* **WORK TASK**
Every entry, from first to last, is to be written out exactly.

(Saved data entries)
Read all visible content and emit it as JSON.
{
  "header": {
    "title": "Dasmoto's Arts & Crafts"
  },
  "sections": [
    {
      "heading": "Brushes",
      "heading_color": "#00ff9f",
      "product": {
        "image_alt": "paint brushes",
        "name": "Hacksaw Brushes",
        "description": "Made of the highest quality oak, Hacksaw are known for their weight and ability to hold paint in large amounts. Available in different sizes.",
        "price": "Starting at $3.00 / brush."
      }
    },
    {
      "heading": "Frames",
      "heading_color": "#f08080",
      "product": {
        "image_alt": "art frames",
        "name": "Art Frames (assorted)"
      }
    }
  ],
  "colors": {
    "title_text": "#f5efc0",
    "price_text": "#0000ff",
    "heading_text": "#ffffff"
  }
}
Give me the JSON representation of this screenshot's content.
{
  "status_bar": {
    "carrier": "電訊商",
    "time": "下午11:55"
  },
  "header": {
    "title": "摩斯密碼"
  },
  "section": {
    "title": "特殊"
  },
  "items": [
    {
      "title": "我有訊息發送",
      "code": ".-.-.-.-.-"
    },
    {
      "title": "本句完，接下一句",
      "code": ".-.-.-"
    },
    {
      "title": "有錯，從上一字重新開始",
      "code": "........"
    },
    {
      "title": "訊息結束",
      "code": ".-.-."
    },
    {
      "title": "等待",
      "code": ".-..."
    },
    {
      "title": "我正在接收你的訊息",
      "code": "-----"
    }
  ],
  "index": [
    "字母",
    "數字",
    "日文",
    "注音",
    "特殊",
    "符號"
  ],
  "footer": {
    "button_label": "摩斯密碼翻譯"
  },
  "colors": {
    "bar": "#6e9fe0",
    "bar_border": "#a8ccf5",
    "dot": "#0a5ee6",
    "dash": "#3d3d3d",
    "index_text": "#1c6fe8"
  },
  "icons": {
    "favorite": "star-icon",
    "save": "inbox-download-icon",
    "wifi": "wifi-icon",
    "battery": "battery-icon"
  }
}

* **RESULT BELOW**
Read all visible content and emit it as JSON.
{
  "header": {
    "title": "Dasmoto's Arts & Crafts"
  },
  "sections": [
    {
      "heading": "Brushes",
      "heading_color": "#00ff9f",
      "product": {
        "image_alt": "paint brushes",
        "name": "Hacksaw Brushes",
        "description": "Made of the highest quality oak, Hacksaw are known for their weight and ability to hold paint in large amounts. Available in different sizes.",
        "price": "Starting at $3.00 / brush."
      }
    },
    {
      "heading": "Frames",
      "heading_color": "#f08080",
      "product": {
        "image_alt": "art frames",
        "name": "Art Frames (assorted)"
      }
    }
  ],
  "colors": {
    "title_text": "#f5efc0",
    "price_text": "#0000ff",
    "heading_text": "#ffffff"
  }
}
Give me the JSON representation of this screenshot's content.
{
  "status_bar": {
    "carrier": "電訊商",
    "time": "下午11:55"
  },
  "header": {
    "title": "摩斯密碼"
  },
  "section": {
    "title": "特殊"
  },
  "items": [
    {
      "title": "我有訊息發送",
      "code": ".-.-.-.-.-"
    },
    {
      "title": "本句完，接下一句",
      "code": ".-.-.-"
    },
    {
      "title": "有錯，從上一字重新開始",
      "code": "........"
    },
    {
      "title": "訊息結束",
      "code": ".-.-."
    },
    {
      "title": "等待",
      "code": ".-..."
    },
    {
      "title": "我正在接收你的訊息",
      "code": "-----"
    }
  ],
  "index": [
    "字母",
    "數字",
    "日文",
    "注音",
    "特殊",
    "符號"
  ],
  "footer": {
    "button_label": "摩斯密碼翻譯"
  },
  "colors": {
    "bar": "#6e9fe0",
    "bar_border": "#a8ccf5",
    "dot": "#0a5ee6",
    "dash": "#3d3d3d",
    "index_text": "#1c6fe8"
  },
  "icons": {
    "favorite": "star-icon",
    "save": "inbox-download-icon",
    "wifi": "wifi-icon",
    "battery": "battery-icon"
  }
}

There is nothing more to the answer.